Like many in the audience at the most recent Qualicum Acoustic Cafe event, John Forrest came to see singer-songwriter Beth Marie Anderson perform.
But it was Forrest who coaxed the first spontaneous sing-along of the evening when he stepped to the microphone and launched into a rendition of the Ian Tyson country classic Four Strong Winds.
“That was fine,” Forrest said of the crowd’s unscripted participation as he accompanied himself on acoustic guitar and harmonica. “That’s what it’s all about. To get the audience into the music.”
Forrest was one of four performers who graced the open stage portion of the Jan. 29 Qualicum Acoustic Cafe, a hybrid evening of music that allows anyone willing to “open” for a paid, feature performer.
The series, which features events the first Friday of each month through spring, is held at Rotary House in Qualicum Beach, a cozy venue that seats just 80 people. Founders John and Joyce Beaton and Dave Barta configured QUAC on the folk club model, but wanted to open it up to performers across a spectrum of entertainment styles.
It has become a popular destination for both performers and the audience, with tickets typically selling out within a day or two of going on sale.
“The audience is not only friendly, but they come here ready to hear what you have to say,” said Bill Wilson of Qualicum Beach, a retired commercial fisherman who pens and performs parody songs to the tune of popular classics. “The applause itself is reason enough, but it also gives you a chance to practise your art and get feedback.”
Forrest, who began writing music 12 years ago, said he has been performing in jam sessions and open mic events on the mid-Island for about 15 years.
He has busked at Coombs Saturday Market and in Nanaimo and has jammed at the McMillan Arts Centre, the Soundgarden in Coombs and at the now-defunct Lazy Mike’s in Whiskey Creek.
This was his first appearance at QUAC, and he gave the evening rave reviews.
“I saw they were going to have Beth Marie coming and I looked it up online and saw they have an open stage,” Forrest said.
“The only other place you can do this is in bars and pubs, and that’s not my scene.”
Australian and part-time Vancouver Islander Ian Symons weaves a humorous and improbably tale involving characters Alice in Wonderland, Oz and more during the open stage portion of the recent Qualicum Acoustic Cafe at Rotary House in downtown Qualicum Beach. — Image credit: J.R. Rardon/PQB NEWS
Unlike the bar scene, performers in the QUAC series are not competing with table conversation or clattering dishes and glasses.
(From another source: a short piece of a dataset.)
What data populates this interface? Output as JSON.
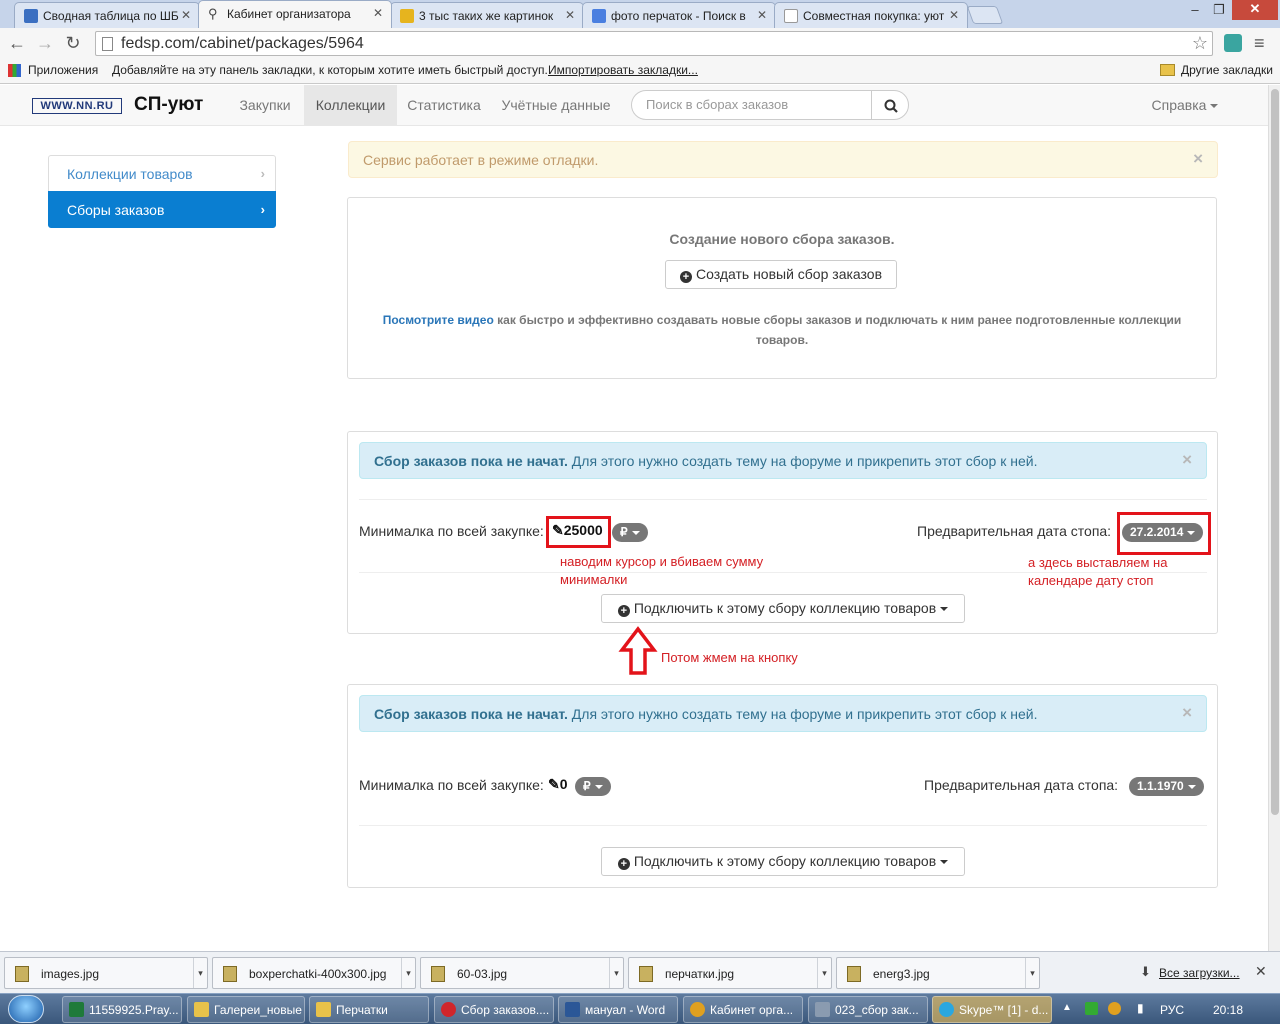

Other than an intermission between the open stage and the feature act, which boasts organic apple crumble made by kitchen volunteers, the attention of the audience is given to the performers standing just a few feet away.
“For this type of audience and venue, I equate it to playing a house concert,” Anderson said prior to her performance.
Ian Tyson, an Australian storyteller who is on his third extended visit to Canada, regaled the crowd with a humorous tale involving characters from both Alice in Wonderland and The Wizard of Oz, along with at least one Aussie and one Irishman. And drinking. And food.
“I love entertaining, and Canadians I’ve come to find to be a wonderful people,” said Tyson, currently living in Bowser after previous stays in Ontario and Parksville. “Also, it’s inspirational when you see the response of the audience.”
Don’t expect to see Tyson in the next QUAC event, though.
“I know they like to mix it up and show a lot of different things,” he said of the organizers. “I’ll give other people a chance.”
The next Qualicum Acoustic Cafe will feature Ontario folk singer-songwriter Shawna Caspi on Mar. 4. Tickets usually go on sale at Diva Vintage Kandy and Kakes the Saturday prior to the show, and requests to perform in the open stage may be addressed to John or Joyce Beaton at firstname.lastname@example.org.